**Exercise details**
Lines from the one containing "Output a JSON" through the last line of the records below are to be repeated exactly.

######

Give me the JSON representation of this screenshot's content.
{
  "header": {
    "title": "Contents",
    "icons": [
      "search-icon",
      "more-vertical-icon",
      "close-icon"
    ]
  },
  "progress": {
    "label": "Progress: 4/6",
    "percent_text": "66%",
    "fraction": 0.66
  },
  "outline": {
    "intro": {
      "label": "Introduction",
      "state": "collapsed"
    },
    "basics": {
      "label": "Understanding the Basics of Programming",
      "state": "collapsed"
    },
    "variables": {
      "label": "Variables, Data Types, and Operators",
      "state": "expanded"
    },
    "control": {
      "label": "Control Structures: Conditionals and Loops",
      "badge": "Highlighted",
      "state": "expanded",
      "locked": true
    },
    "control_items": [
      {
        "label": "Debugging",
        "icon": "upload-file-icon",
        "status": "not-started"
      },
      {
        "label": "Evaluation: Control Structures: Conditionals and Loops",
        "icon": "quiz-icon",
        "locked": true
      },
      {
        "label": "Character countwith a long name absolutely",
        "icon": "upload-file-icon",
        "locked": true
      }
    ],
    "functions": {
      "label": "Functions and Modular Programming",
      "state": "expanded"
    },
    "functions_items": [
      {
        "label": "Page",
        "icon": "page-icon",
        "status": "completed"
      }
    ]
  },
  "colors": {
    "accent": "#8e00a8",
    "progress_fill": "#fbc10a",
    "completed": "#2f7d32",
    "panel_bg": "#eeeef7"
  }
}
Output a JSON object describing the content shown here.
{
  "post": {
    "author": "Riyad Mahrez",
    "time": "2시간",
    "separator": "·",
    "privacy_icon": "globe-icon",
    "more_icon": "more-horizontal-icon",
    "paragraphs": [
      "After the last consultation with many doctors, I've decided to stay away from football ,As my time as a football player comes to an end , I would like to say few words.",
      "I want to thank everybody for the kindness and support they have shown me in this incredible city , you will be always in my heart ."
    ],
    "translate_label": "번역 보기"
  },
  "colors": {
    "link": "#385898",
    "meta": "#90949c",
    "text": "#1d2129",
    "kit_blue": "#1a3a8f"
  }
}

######

**Response box**
Output a JSON object describing the content shown here.
{
  "post": {
    "author": "Riyad Mahrez",
    "time": "2시간",
    "separator": "·",
    "privacy_icon": "globe-icon",
    "more_icon": "more-horizontal-icon",
    "paragraphs": [
      "After the last consultation with many doctors, I've decided to stay away from football ,As my time as a football player comes to an end , I would like to say few words.",
      "I want to thank everybody for the kindness and support they have shown me in this incredible city , you will be always in my heart ."
    ],
    "translate_label": "번역 보기"
  },
  "colors": {
    "link": "#385898",
    "meta": "#90949c",
    "text": "#1d2129",
    "kit_blue": "#1a3a8f"
  }
}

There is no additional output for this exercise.